**DATA:**

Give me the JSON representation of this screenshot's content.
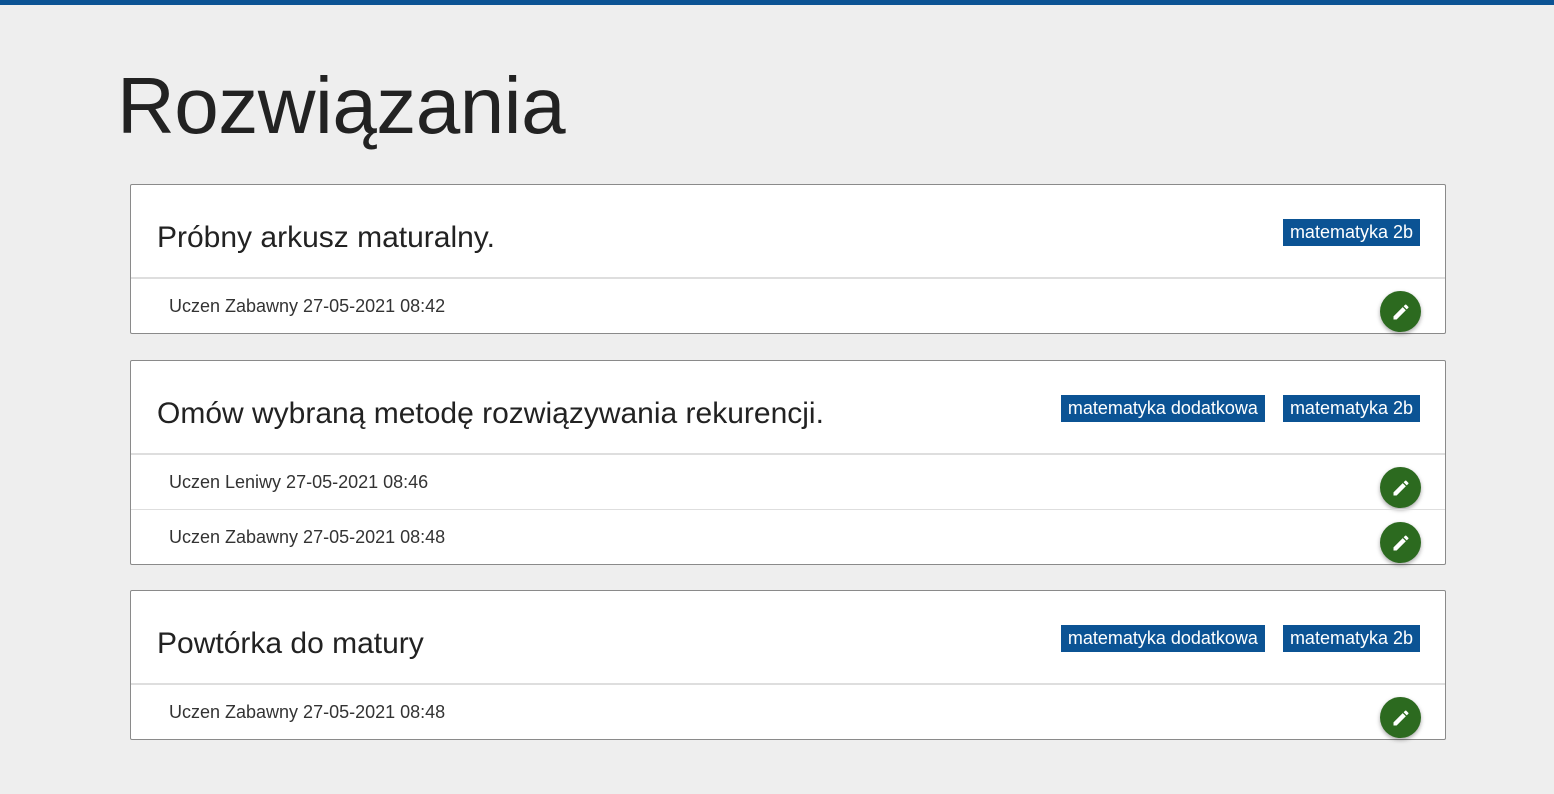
{
  "page": {
    "title": "Rozwiązania"
  },
  "colors": {
    "accent": "#0b5394",
    "edit_button": "#2c6a1f",
    "background": "#eeeeee"
  },
  "cards": [
    {
      "title": "Próbny arkusz maturalny.",
      "tags": [
        "matematyka 2b"
      ],
      "entries": [
        {
          "text": "Uczen Zabawny 27-05-2021 08:42",
          "action_icon": "pencil-icon"
        }
      ]
    },
    {
      "title": "Omów wybraną metodę rozwiązywania rekurencji.",
      "tags": [
        "matematyka dodatkowa",
        "matematyka 2b"
      ],
      "entries": [
        {
          "text": "Uczen Leniwy 27-05-2021 08:46",
          "action_icon": "pencil-icon"
        },
        {
          "text": "Uczen Zabawny 27-05-2021 08:48",
          "action_icon": "pencil-icon"
        }
      ]
    },
    {
      "title": "Powtórka do matury",
      "tags": [
        "matematyka dodatkowa",
        "matematyka 2b"
      ],
      "entries": [
        {
          "text": "Uczen Zabawny 27-05-2021 08:48",
          "action_icon": "pencil-icon"
        }
      ]
    }
  ]
}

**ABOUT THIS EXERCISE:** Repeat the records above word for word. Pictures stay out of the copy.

**FINAL ANSWER:**
Give me the JSON representation of this screenshot's content.
{
  "page": {
    "title": "Rozwiązania"
  },
  "colors": {
    "accent": "#0b5394",
    "edit_button": "#2c6a1f",
    "background": "#eeeeee"
  },
  "cards": [
    {
      "title": "Próbny arkusz maturalny.",
      "tags": [
        "matematyka 2b"
      ],
      "entries": [
        {
          "text": "Uczen Zabawny 27-05-2021 08:42",
          "action_icon": "pencil-icon"
        }
      ]
    },
    {
      "title": "Omów wybraną metodę rozwiązywania rekurencji.",
      "tags": [
        "matematyka dodatkowa",
        "matematyka 2b"
      ],
      "entries": [
        {
          "text": "Uczen Leniwy 27-05-2021 08:46",
          "action_icon": "pencil-icon"
        },
        {
          "text": "Uczen Zabawny 27-05-2021 08:48",
          "action_icon": "pencil-icon"
        }
      ]
    },
    {
      "title": "Powtórka do matury",
      "tags": [
        "matematyka dodatkowa",
        "matematyka 2b"
      ],
      "entries": [
        {
          "text": "Uczen Zabawny 27-05-2021 08:48",
          "action_icon": "pencil-icon"
        }
      ]
    }
  ]
}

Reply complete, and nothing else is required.